Master of Arts
Western Australian Academy of Performing Arts (WAAPA), School of Visual Arts
Western Australian Academy of Performing Arts
Dr Michael Campanelli
The aim of this thesis is to orient the reader towards an art therapy which is conscious of external dynamics of power in western society. In order to do it is necessary to look at art therapy in the light of feminism and recent post-modern theories, which include critical theory and deconstruction. Critical theory is a social theory integrating the works of Karl Marx and Sigmund Freud, which when merged with a feminist praxis (the active relationship between theory and practice) provides a method of critical analysis to investigate traditional therapeutic theories which gave rise to art therapy. The established therapeutic theories (for example Psychoanalysis, Jungian analytic psychology, family and systems theories) generally do not examine this culture's issues of power (organized in varying degrees around the four primary areas of class, race, gender and age) in relation to the construction of the individual. A critical analysis enables investigation into not only the construction of gender in society, but also the institutions that maintain and perpetuate oppression. One of the myths of traditional therapy is that it is value free or value neutral. "Value free" therapy functions as a mechanism of social control, implicitly supporting the status quo by "therapising" the client to adjust to or come to terms with the problematic situation. Unless these areas are taken into account, therapy becomes another site of reproduction for inequalities and injustices in society. Strategies of challenge regarding a gender aware art therapy for therapists both male and female will be suggested. There is potential for a socially conscious art therapy, in breaking away from traditional theories, to be in a position to offer a bond between individual insight and external social dynamics. Power inequalities in society lead those who have little power or control in their lives to suffer from various forms of distress, depression and mental disorders. Because the number of women being diagnosed with mental ill health and depression is more than double the amount of men, and 95% of anorexics are female, this paper will also look at gender construction and women in western society. Working from the principle that the personal is political, the possibility of a gender aware art therapy is examined, in particular for women with anorexia, negative body image and low self-esteem. The nature of art therapy, with its unique image making content, has the potential to generate its own framework and break away from its originating theories which will enable its own wisdom to emerge.
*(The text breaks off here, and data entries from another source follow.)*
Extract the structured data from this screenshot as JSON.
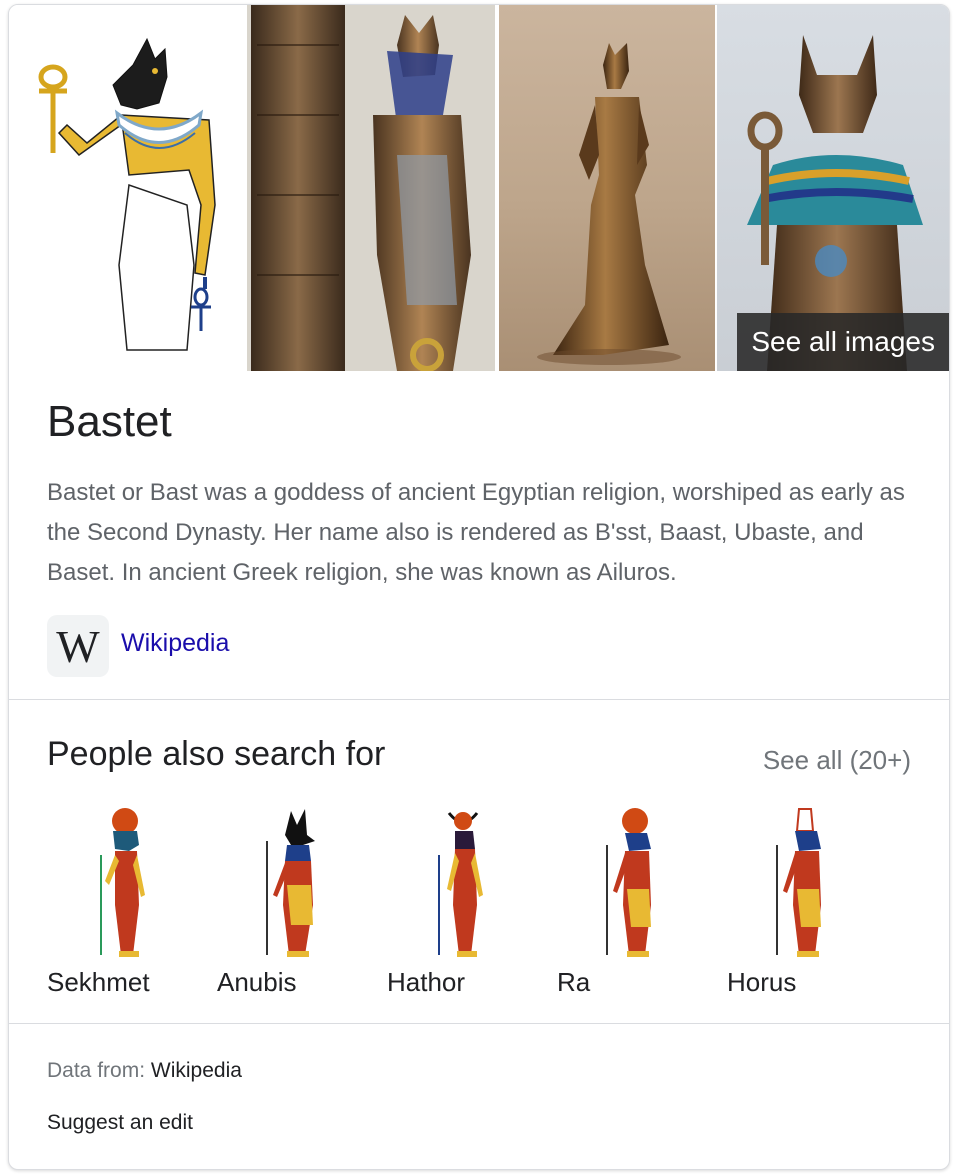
{
  "images": {
    "tiles": [
      {
        "icon": "bastet-drawing-image"
      },
      {
        "icon": "bastet-statue-column-image"
      },
      {
        "icon": "bastet-bronze-figure-image"
      },
      {
        "icon": "bastet-statue-ankh-image"
      }
    ],
    "see_all_label": "See all images"
  },
  "entity": {
    "title": "Bastet",
    "description": "Bastet or Bast was a goddess of ancient Egyptian religion, worshiped as early as the Second Dynasty. Her name also is rendered as B'sst, Baast, Ubaste, and Baset. In ancient Greek religion, she was known as Ailuros.",
    "source_logo": "W",
    "source_label": "Wikipedia"
  },
  "people_also_search": {
    "title": "People also search for",
    "see_all_label": "See all (20+)",
    "items": [
      {
        "name": "Sekhmet",
        "head_color": "#d04a14",
        "icon": "sekhmet-figure-icon"
      },
      {
        "name": "Anubis",
        "head_color": "#111111",
        "icon": "anubis-figure-icon"
      },
      {
        "name": "Hathor",
        "head_color": "#d04a14",
        "icon": "hathor-figure-icon"
      },
      {
        "name": "Ra",
        "head_color": "#d04a14",
        "icon": "ra-figure-icon"
      },
      {
        "name": "Horus",
        "head_color": "#ffffff",
        "icon": "horus-figure-icon"
      }
    ]
  },
  "footer": {
    "data_from_label": "Data from: ",
    "data_from_source": "Wikipedia",
    "suggest_edit_label": "Suggest an edit"
  },
  "colors": {
    "link": "#1a0dab",
    "muted": "#70757a",
    "body_text": "#5f6368",
    "ochre": "#e8b933",
    "egypt_red": "#c0391e",
    "egypt_blue": "#1e3f8a"
  }
}
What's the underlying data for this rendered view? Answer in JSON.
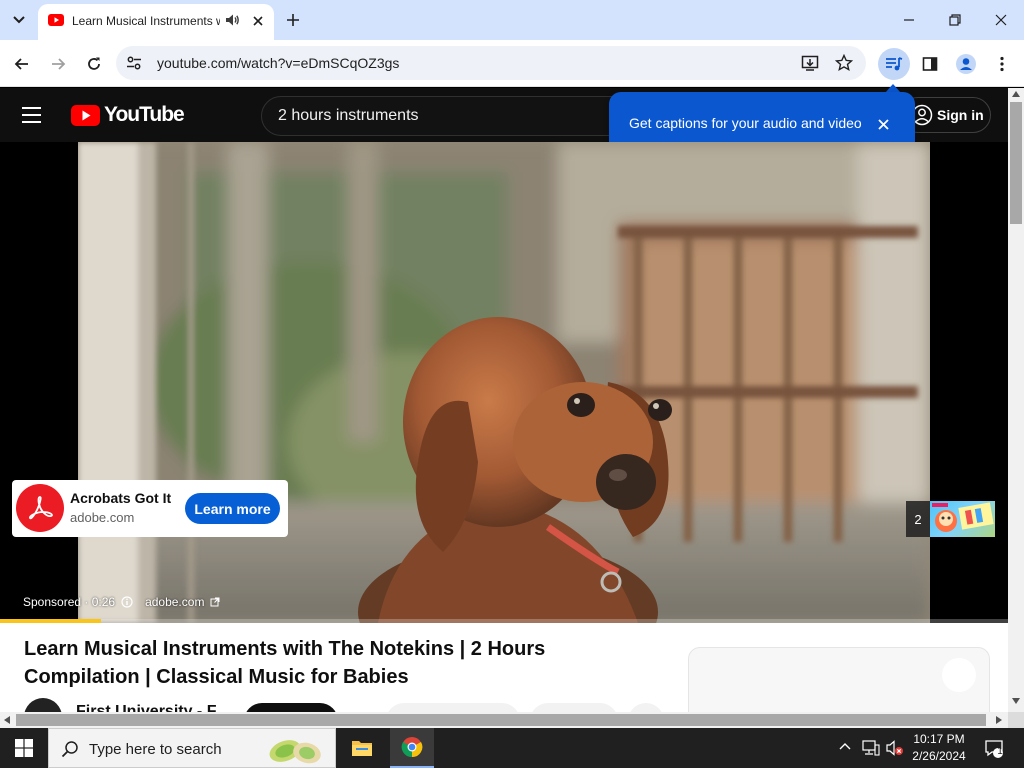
{
  "browser": {
    "tab": {
      "title": "Learn Musical Instruments w"
    },
    "omnibox": {
      "url": "youtube.com/watch?v=eDmSCqOZ3gs"
    }
  },
  "youtube": {
    "logo_text": "YouTube",
    "search_query": "2 hours instruments",
    "sign_in_label": "Sign in",
    "captions_bubble": "Get captions for your audio and video"
  },
  "ad": {
    "title": "Acrobats Got It",
    "domain": "adobe.com",
    "cta": "Learn more",
    "sponsored": "Sponsored · 0:26",
    "link_domain": "adobe.com",
    "ad_count": "2",
    "progress": 0.1
  },
  "video": {
    "title": "Learn Musical Instruments with The Notekins | 2 Hours Compilation | Classical Music for Babies",
    "channel": "First University - F"
  },
  "taskbar": {
    "search_placeholder": "Type here to search",
    "time": "10:17 PM",
    "date": "2/26/2024",
    "notification_count": "1"
  },
  "colors": {
    "youtube_red": "#ff0000",
    "chrome_tab_strip": "#d3e3fd",
    "captions_bubble": "#0b57d0",
    "learn_more": "#065fd4",
    "ad_progress": "#f9c51b",
    "acrobat_red": "#ec1c24"
  }
}
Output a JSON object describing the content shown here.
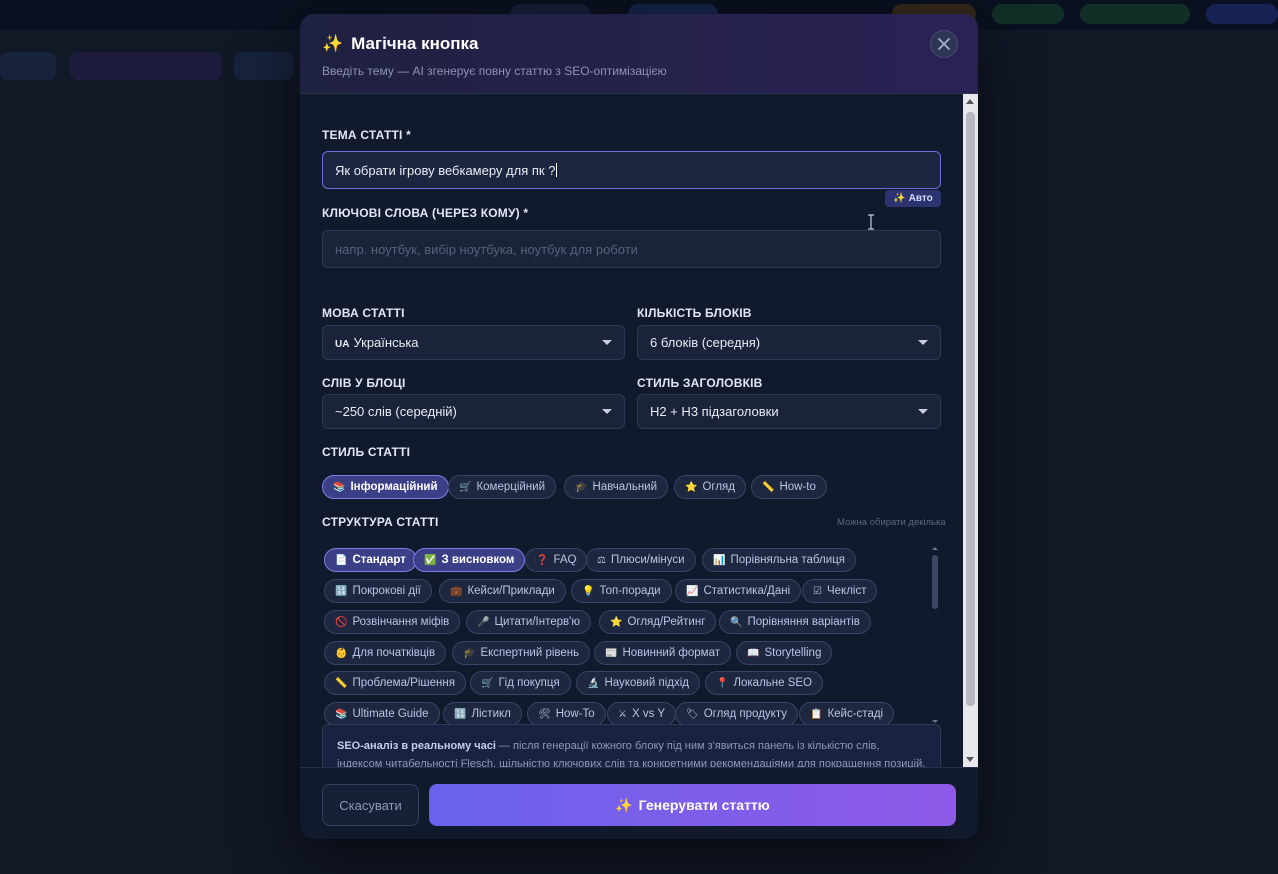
{
  "modal": {
    "title": "Магічна кнопка",
    "title_icon": "sparkles-icon",
    "subtitle": "Введіть тему — AI згенерує повну статтю з SEO-оптимізацією"
  },
  "topic": {
    "label": "ТЕМА СТАТТІ *",
    "value": "Як обрати ігрову вебкамеру для пк ?"
  },
  "keywords": {
    "label": "КЛЮЧОВІ СЛОВА (ЧЕРЕЗ КОМУ) *",
    "auto_label": "Авто",
    "placeholder": "напр. ноутбук, вибір ноутбука, ноутбук для роботи"
  },
  "language": {
    "label": "МОВА СТАТТІ",
    "flag": "UA",
    "value": "Українська"
  },
  "blocks_count": {
    "label": "КІЛЬКІСТЬ БЛОКІВ",
    "value": "6 блоків (середня)"
  },
  "words_per_block": {
    "label": "СЛІВ У БЛОЦІ",
    "value": "~250 слів (середній)"
  },
  "heading_style": {
    "label": "СТИЛЬ ЗАГОЛОВКІВ",
    "value": "H2 + H3 підзаголовки"
  },
  "article_style": {
    "label": "СТИЛЬ СТАТТІ",
    "options": [
      {
        "icon": "📚",
        "label": "Інформаційний",
        "active": true
      },
      {
        "icon": "🛒",
        "label": "Комерційний",
        "active": false
      },
      {
        "icon": "🎓",
        "label": "Навчальний",
        "active": false
      },
      {
        "icon": "⭐",
        "label": "Огляд",
        "active": false
      },
      {
        "icon": "📏",
        "label": "How-to",
        "active": false
      }
    ]
  },
  "structure": {
    "label": "СТРУКТУРА СТАТТІ",
    "hint": "Можна обирати декілька",
    "rows": [
      [
        {
          "icon": "📄",
          "label": "Стандарт",
          "active": true
        },
        {
          "icon": "✅",
          "label": "З висновком",
          "active": true
        },
        {
          "icon": "❓",
          "label": "FAQ",
          "active": false
        },
        {
          "icon": "⚖",
          "label": "Плюси/мінуси",
          "active": false
        },
        {
          "icon": "📊",
          "label": "Порівняльна таблиця",
          "active": false
        }
      ],
      [
        {
          "icon": "🔢",
          "label": "Покрокові дії",
          "active": false
        },
        {
          "icon": "💼",
          "label": "Кейси/Приклади",
          "active": false
        },
        {
          "icon": "💡",
          "label": "Топ-поради",
          "active": false
        },
        {
          "icon": "📈",
          "label": "Статистика/Дані",
          "active": false
        },
        {
          "icon": "☑",
          "label": "Чекліст",
          "active": false
        }
      ],
      [
        {
          "icon": "🚫",
          "label": "Розвінчання міфів",
          "active": false
        },
        {
          "icon": "🎤",
          "label": "Цитати/Інтерв'ю",
          "active": false
        },
        {
          "icon": "⭐",
          "label": "Огляд/Рейтинг",
          "active": false
        },
        {
          "icon": "🔍",
          "label": "Порівняння варіантів",
          "active": false
        }
      ],
      [
        {
          "icon": "👶",
          "label": "Для початківців",
          "active": false
        },
        {
          "icon": "🎓",
          "label": "Експертний рівень",
          "active": false
        },
        {
          "icon": "📰",
          "label": "Новинний формат",
          "active": false
        },
        {
          "icon": "📖",
          "label": "Storytelling",
          "active": false
        }
      ],
      [
        {
          "icon": "📏",
          "label": "Проблема/Рішення",
          "active": false
        },
        {
          "icon": "🛒",
          "label": "Гід покупця",
          "active": false
        },
        {
          "icon": "🔬",
          "label": "Науковий підхід",
          "active": false
        },
        {
          "icon": "📍",
          "label": "Локальне SEO",
          "active": false
        }
      ],
      [
        {
          "icon": "📚",
          "label": "Ultimate Guide",
          "active": false
        },
        {
          "icon": "🔢",
          "label": "Лістикл",
          "active": false
        },
        {
          "icon": "🛠",
          "label": "How-To",
          "active": false
        },
        {
          "icon": "⚔",
          "label": "X vs Y",
          "active": false
        },
        {
          "icon": "🏷",
          "label": "Огляд продукту",
          "active": false
        },
        {
          "icon": "📋",
          "label": "Кейс-стаді",
          "active": false
        }
      ]
    ]
  },
  "info": {
    "bold": "SEO-аналіз в реальному часі",
    "text": " — після генерації кожного блоку під ним з'явиться панель із кількістю слів, індексом читабельності Flesch, щільністю ключових слів та конкретними рекомендаціями для покращення позицій."
  },
  "footer": {
    "cancel_label": "Скасувати",
    "generate_label": "Генерувати статтю",
    "generate_icon": "sparkles-icon"
  },
  "colors": {
    "accent": "#6a62ec",
    "accent2": "#8f5ae8",
    "modal_bg": "#111a2c",
    "chip_active": "#3a3f86"
  }
}
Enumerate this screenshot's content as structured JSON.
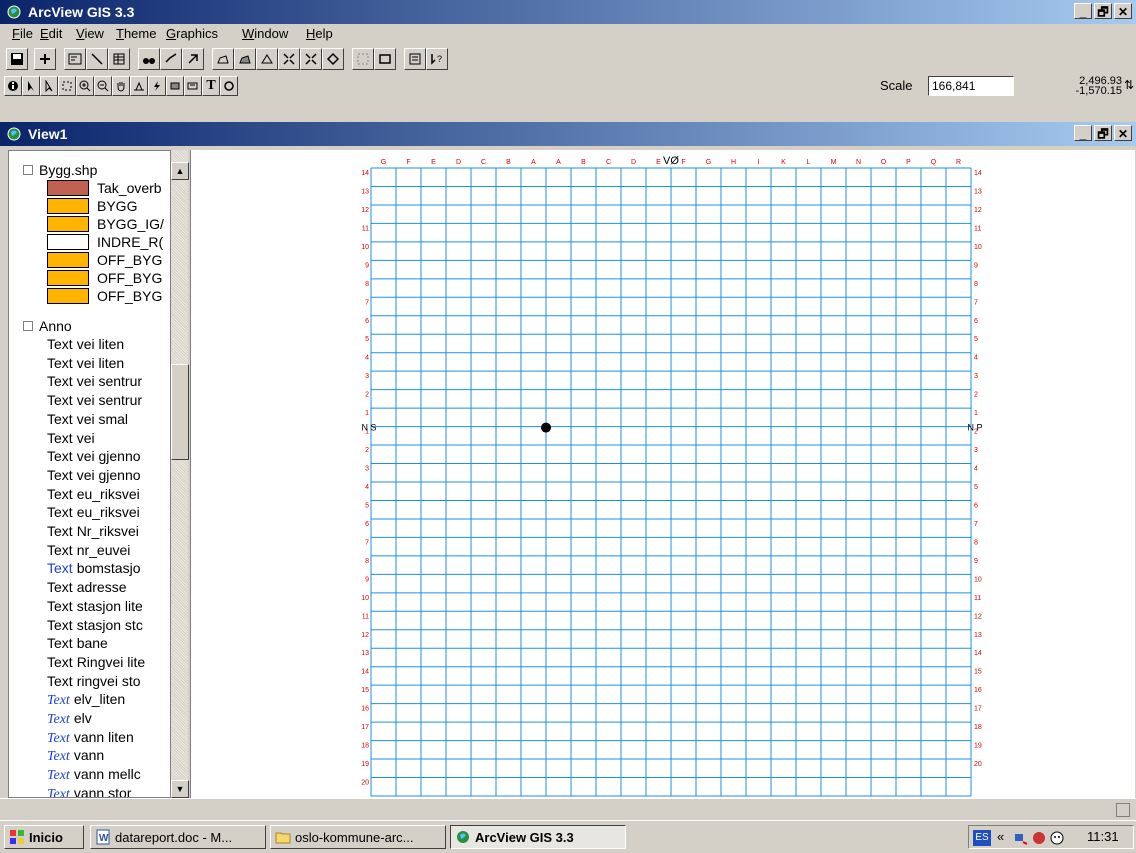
{
  "app": {
    "title": "ArcView GIS 3.3"
  },
  "window_buttons": {
    "minimize": "_",
    "restore": "🗗",
    "close": "✕"
  },
  "menu": [
    "File",
    "Edit",
    "View",
    "Theme",
    "Graphics",
    "Window",
    "Help"
  ],
  "toolbar": {
    "scale_label": "Scale",
    "scale_value": "166,841",
    "coord_x": "2,496.93",
    "coord_y": "-1,570.15"
  },
  "view": {
    "title": "View1"
  },
  "toc": {
    "theme1": {
      "name": "Bygg.shp",
      "classes": [
        {
          "label": "Tak_overb",
          "color": "#c06050"
        },
        {
          "label": "BYGG",
          "color": "#ffb400"
        },
        {
          "label": "BYGG_IG/",
          "color": "#ffb400"
        },
        {
          "label": "INDRE_R(",
          "color": "#ffffff"
        },
        {
          "label": "OFF_BYG",
          "color": "#ffb400"
        },
        {
          "label": "OFF_BYG",
          "color": "#ffb400"
        },
        {
          "label": "OFF_BYG",
          "color": "#ffb400"
        }
      ]
    },
    "theme2": {
      "name": "Anno",
      "items": [
        {
          "sym": "Text",
          "label": "vei liten",
          "style": "plain"
        },
        {
          "sym": "Text",
          "label": "vei liten",
          "style": "plain"
        },
        {
          "sym": "Text",
          "label": "vei sentrur",
          "style": "plain"
        },
        {
          "sym": "Text",
          "label": "vei sentrur",
          "style": "plain"
        },
        {
          "sym": "Text",
          "label": "vei smal",
          "style": "plain"
        },
        {
          "sym": "Text",
          "label": "vei",
          "style": "plain"
        },
        {
          "sym": "Text",
          "label": "vei gjenno",
          "style": "plain"
        },
        {
          "sym": "Text",
          "label": "vei gjenno",
          "style": "plain"
        },
        {
          "sym": "Text",
          "label": "eu_riksvei",
          "style": "plain"
        },
        {
          "sym": "Text",
          "label": "eu_riksvei",
          "style": "plain"
        },
        {
          "sym": "Text",
          "label": "Nr_riksvei",
          "style": "plain"
        },
        {
          "sym": "Text",
          "label": "nr_euvei",
          "style": "plain"
        },
        {
          "sym": "Text",
          "label": "bomstasjo",
          "style": "blue"
        },
        {
          "sym": "Text",
          "label": "adresse",
          "style": "plain"
        },
        {
          "sym": "Text",
          "label": "stasjon lite",
          "style": "plain"
        },
        {
          "sym": "Text",
          "label": "stasjon stc",
          "style": "plain"
        },
        {
          "sym": "Text",
          "label": "bane",
          "style": "plain"
        },
        {
          "sym": "Text",
          "label": "Ringvei lite",
          "style": "plain"
        },
        {
          "sym": "Text",
          "label": "ringvei sto",
          "style": "plain"
        },
        {
          "sym": "Text",
          "label": "elv_liten",
          "style": "italic"
        },
        {
          "sym": "Text",
          "label": "elv",
          "style": "italic"
        },
        {
          "sym": "Text",
          "label": "vann liten",
          "style": "italic"
        },
        {
          "sym": "Text",
          "label": "vann",
          "style": "italic"
        },
        {
          "sym": "Text",
          "label": "vann mellc",
          "style": "italic"
        },
        {
          "sym": "Text",
          "label": "vann stor",
          "style": "italic"
        }
      ]
    }
  },
  "map": {
    "center_label": "VØ",
    "top_letters": [
      "G",
      "F",
      "E",
      "D",
      "C",
      "B",
      "A",
      "A",
      "B",
      "C",
      "D",
      "E",
      "F",
      "G",
      "H",
      "I",
      "K",
      "L",
      "M",
      "N",
      "O",
      "P",
      "Q",
      "R"
    ],
    "left_numbers_top": [
      "14",
      "13",
      "12",
      "11",
      "10",
      "9",
      "8",
      "7",
      "6",
      "5",
      "4",
      "3",
      "2",
      "1"
    ],
    "left_numbers_bottom": [
      "1",
      "2",
      "3",
      "4",
      "5",
      "6",
      "7",
      "8",
      "9",
      "10",
      "11",
      "12",
      "13",
      "14",
      "15",
      "16",
      "17",
      "18",
      "19",
      "20"
    ],
    "right_numbers": [
      "14",
      "13",
      "12",
      "11",
      "10",
      "9",
      "8",
      "7",
      "6",
      "5",
      "4",
      "3",
      "2",
      "1",
      "2",
      "3",
      "4",
      "5",
      "6",
      "7",
      "8",
      "9",
      "10",
      "11",
      "12",
      "13",
      "14",
      "15",
      "16",
      "17",
      "18",
      "19",
      "20"
    ],
    "side_label_left": "N S",
    "side_label_right": "N P",
    "grid_color": "#1f8fe0",
    "label_color": "#e00000"
  },
  "taskbar": {
    "start": "Inicio",
    "items": [
      "datareport.doc - M...",
      "oslo-kommune-arc...",
      "ArcView GIS 3.3"
    ],
    "lang": "ES",
    "chevron": "«",
    "clock": "11:31"
  }
}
Jeppe, E. A. (1994). Gals, guys and gender construction: What's in it for art therapy. Retrieved from http://ro.ecu.edu.au/theses/1108